Earth System Dynamics An interactive open-access journal of the European Geosciences Union

Journal metrics

  • IF value: 3.062 IF 3.062
  • IF 5-year<br/> value: 2.938 IF 5-year
  • SNIP value: 0.707 SNIP 0.707
  • IPP value: 2.516 IPP 2.516
  • SJR value: 1.399 SJR 1.399
  • h5-index value: 13 h5-index 13
ESD cover
Chief editors:
Baidya Roy

Earth System Dynamics (ESD) is an international scientific journal dedicated to the publication and public discussion of studies that take an interdisciplinary perspective of the functioning of the whole Earth system and global change. The overall behaviour of the Earth system is strongly shaped by the interactions among its various component systems, such as the atmosphere, cryosphere, hydrosphere, oceans, pedosphere, lithosphere, and the inner Earth, but also by life and human activity. ESD solicits contributions that investigate these various interactions and the underlying mechanisms, ways how these can be conceptualized, modelled, and quantified, predictions of the overall system behaviour to global changes, and the impacts for its habitability, humanity, and future Earth system management by human decision making.

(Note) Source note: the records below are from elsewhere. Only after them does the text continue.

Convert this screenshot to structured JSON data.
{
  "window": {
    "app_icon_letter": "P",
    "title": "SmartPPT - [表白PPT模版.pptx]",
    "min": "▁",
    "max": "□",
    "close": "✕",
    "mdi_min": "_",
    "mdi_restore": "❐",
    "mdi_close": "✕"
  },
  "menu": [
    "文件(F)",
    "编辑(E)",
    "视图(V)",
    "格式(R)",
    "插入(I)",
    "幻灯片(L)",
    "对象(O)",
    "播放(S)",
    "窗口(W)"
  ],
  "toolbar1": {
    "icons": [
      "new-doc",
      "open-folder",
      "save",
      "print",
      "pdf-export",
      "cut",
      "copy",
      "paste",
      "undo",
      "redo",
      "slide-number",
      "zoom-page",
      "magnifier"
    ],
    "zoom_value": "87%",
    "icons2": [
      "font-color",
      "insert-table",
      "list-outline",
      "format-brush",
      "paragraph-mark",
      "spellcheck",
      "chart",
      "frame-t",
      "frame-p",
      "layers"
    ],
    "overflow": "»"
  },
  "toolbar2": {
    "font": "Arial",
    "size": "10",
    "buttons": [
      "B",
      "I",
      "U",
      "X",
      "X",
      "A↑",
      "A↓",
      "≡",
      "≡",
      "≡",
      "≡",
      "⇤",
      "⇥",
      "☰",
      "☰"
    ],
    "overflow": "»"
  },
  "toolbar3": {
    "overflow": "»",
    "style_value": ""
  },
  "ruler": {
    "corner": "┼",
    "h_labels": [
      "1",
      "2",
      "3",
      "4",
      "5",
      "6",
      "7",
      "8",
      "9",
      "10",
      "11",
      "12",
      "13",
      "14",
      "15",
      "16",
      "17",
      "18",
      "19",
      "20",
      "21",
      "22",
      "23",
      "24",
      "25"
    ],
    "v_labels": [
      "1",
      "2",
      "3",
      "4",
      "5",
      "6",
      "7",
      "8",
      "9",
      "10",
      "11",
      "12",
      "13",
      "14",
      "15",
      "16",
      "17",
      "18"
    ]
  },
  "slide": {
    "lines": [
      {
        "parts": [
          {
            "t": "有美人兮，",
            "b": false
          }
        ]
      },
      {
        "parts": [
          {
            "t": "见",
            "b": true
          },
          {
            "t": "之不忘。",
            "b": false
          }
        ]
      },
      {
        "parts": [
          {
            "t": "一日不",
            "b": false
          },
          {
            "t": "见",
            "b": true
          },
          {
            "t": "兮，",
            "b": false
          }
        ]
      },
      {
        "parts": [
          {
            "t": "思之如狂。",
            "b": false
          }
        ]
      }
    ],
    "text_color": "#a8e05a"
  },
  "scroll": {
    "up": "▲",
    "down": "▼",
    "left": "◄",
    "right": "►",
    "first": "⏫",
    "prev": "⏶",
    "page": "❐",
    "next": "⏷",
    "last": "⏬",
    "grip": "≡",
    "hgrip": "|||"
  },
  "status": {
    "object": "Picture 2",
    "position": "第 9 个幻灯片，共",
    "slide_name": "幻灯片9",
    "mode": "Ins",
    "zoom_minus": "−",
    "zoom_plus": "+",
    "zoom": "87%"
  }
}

Press release: 1.5°C vs 2°C global warming – new study shows why half a degree matters

21 Apr 2016

European researchers have found substantially different climate change impacts for a global warming of 1.5°C and 2°C by 2100, the two temperature limits included in the Paris climate agreement.

Introduction of post-discussion editor decision

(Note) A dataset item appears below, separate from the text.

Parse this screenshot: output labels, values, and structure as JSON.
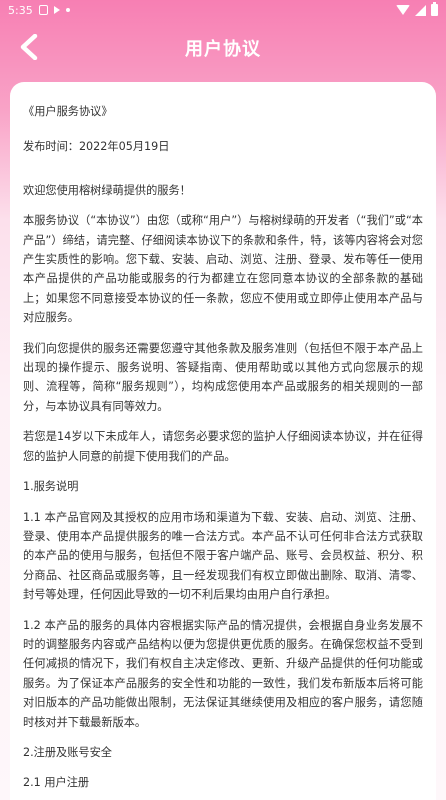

15 Mar 2016

Earth System Dynamics has introduced the post-discussion editor decision into the review process. With this extra step, the authors are given clear instructions on how to revise their paper.

Institutional agreement for ESD authors affiliated with the Leibniz Universität Hannover

11 Jan 2016

Copernicus Publications and the Technische Informationsbibliothek (TIB) in Hanover, Germany have signed an agreement on central billing of article processing charges.

Recent articles

Highlight articles

We identify six past revolutions in energy input and material cycling in Earth and human history. We find that human energy use has now reached a magnitude comparable to the biosphere, and conclude that a prospective sustainability revolution will require scaling up new solar energy technologies and the development of much more efficient material recycling systems. Our work was inspired by recognising the connections between Earth system science and industrial ecology at the "LOOPS" workshop.

T. M. Lenton, P.-P. Pichler, and H. Weisz

We find early warnings of abrupt changes in complex dynamical systems such as the climate where the usual early warning indicators do not work. In particular, these are systems that are periodically forced, for example by the annual cycle of solar insolation. We show these indicators are good theoretically in a general setting then apply them to a specific system, that of the Arctic sea ice, which has been conjectured to be close to such a tipping point. We do not find evidence of it.

M. S. Williamson, S. Bathiany, and T. M. Lenton

Using regression analysis, near-surface temperatures from several gridded data sets were investigated for the presence of components attributable to external climate forcings and to major internal climate variability modes, over the 1901-2010 period. The spatial patterns of local temperature response and their combination in globally averaged temperature were shown and discussed, with special focus on highlighting the inter-dataset contrasts.

J. Mikšovský, E. Holtanová, and P. Pišoft

Sea level will continue to rise for centuries. We investigate the option of delaying sea-level rise by pumping ocean water onto Antarctica. Due to wave propagation ice is discharged much faster back into the ocean than expected from pure advection. A millennium-scale storage of >80% of the additional ice requires a distance of >700km from the coastline. The pumping energy required to elevate ocean water to mitigate a sea-level rise of 3mm/yr exceeds 7% of current global primary energy supply.

K. Frieler, M. Mengel, and A. Levermann

Our study focused on uncertainties in terrestrial C cycling under newly developed scenarios with CMIP5. This study presents first results for examining relative uncertainties of projected terrestrial C cycling in multiple projection components. Only using our new model inter-comparison project data sets enables us to evaluate various uncertainty sources in projection periods. The information on relative uncertainties is useful for climate science and climate change impact evaluation.

K. Nishina, A. Ito, P. Falloon, A. D. Friend, D. J. Beerling, P. Ciais, D. B. Clark, R. Kahana, E. Kato, W. Lucht, M. Lomas, R. Pavlick, S. Schaphoff, L. Warszawaski, and T. Yokohata

Publications Copernicus